DX: What else can we expect from the album?
Gorilla Zoe: "What It Is" is the second single with Rick Ross [click to read] on it. I got some banging street music on there I can't not do that. I love making it, it's the quality of it, the sound is just harder. The beats are harder, the thump is harder, the claps are harder, everything just sounds better. And my subject [matter] has stepped up, I've stepped it up 100%.
DX: What are some of the things you're talking about on there?
Gorilla Zoe: I really wanted to reach into shit you say every day and just bring it to life. I got songs like "Shit On 'Em" and "Helluvalife" with Gucci [Mane] [click to read] and OJ [Da Juiceman].
DX: Who are you working with as far as producers? I know Drumma Boy's done the first few tracks.
Gorilla Zoe: Zaytoven.
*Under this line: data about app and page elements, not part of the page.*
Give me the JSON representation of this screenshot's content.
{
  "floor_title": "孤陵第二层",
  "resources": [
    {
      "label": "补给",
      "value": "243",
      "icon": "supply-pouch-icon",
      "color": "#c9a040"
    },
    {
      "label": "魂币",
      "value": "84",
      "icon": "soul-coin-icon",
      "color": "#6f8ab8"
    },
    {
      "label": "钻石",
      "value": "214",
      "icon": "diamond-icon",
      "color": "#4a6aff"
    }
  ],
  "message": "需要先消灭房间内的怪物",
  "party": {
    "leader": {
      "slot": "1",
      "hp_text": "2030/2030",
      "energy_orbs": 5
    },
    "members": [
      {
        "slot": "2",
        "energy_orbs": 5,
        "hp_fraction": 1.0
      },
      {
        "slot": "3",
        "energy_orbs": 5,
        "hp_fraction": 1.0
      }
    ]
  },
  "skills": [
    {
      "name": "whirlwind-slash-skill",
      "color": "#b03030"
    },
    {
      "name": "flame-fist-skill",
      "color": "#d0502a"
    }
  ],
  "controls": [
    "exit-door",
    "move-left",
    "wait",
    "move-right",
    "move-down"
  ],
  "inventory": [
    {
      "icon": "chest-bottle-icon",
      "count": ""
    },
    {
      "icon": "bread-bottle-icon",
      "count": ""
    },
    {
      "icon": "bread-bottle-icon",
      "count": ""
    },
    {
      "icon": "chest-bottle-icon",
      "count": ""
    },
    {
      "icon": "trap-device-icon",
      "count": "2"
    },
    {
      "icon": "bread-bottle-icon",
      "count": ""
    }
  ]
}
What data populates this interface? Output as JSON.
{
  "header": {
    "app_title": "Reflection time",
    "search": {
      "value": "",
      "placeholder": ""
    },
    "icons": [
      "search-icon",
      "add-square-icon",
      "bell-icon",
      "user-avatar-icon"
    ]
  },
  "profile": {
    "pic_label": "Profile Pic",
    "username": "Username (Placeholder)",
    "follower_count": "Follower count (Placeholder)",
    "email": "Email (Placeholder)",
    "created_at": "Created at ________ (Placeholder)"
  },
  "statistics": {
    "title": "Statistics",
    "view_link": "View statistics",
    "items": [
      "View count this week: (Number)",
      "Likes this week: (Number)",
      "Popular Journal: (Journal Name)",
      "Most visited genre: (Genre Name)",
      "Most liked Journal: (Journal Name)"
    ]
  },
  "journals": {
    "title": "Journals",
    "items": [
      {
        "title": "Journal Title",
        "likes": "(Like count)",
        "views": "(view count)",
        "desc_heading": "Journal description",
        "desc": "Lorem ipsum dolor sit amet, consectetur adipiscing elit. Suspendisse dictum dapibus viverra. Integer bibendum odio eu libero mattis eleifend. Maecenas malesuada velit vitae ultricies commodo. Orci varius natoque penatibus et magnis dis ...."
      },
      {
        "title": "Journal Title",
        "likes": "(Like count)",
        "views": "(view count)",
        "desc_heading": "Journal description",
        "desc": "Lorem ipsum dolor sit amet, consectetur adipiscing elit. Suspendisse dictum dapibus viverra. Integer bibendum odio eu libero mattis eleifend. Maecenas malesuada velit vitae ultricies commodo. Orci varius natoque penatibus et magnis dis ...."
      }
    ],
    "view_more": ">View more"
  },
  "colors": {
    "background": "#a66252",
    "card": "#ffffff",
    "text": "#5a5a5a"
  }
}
I produced some songs, [I did] one of the hardest songs on there called "Hood Clap."
DX: Have you been producing for a while?
Gorilla Zoe: For like three years now.
DX: So what's the music scene like in Atlanta right now?
Gorilla Zoe: Um... it's... changing. It's growing, it's evolving.
DX: In a good way?
Gorilla Zoe: I think in a good way. Everything changes. Change is always good.
DX: Are there any artists out right now you're checking for?
Gorilla Zoe: Just Wayne and Gucci right now. I can't wait for Gucci to get out. And I'm actually working with Wayne on his new album, it's crazy.
DX: Tell me a little about this listening party at the Atlanta Zoo.
Gorilla Zoe: That shit was wild, man. We did it on the gorilla deck. I let everybody listen to the album, open bar. We had a party in the zoo!
DX: How did the gorillas like the album?
Gorilla Zoe: Uh... they didn't know what the hell was going on.
DX: What inspires that how do you even arrange something like that?
Gorilla Zoe: My publicist did it. It was unique, we gonna try to do it in other cities.
DX: You could do a zoo tour.
Gorilla Zoe: Yeah that'd be crazy!
DX: Is there anything else you want to add?
Gorilla Zoe: I appreciate everybody keeping an open mind and supporting what's going on with music that means [a lot]. People fuck with me and that means a lot to me. That gives me a reason to keep making music.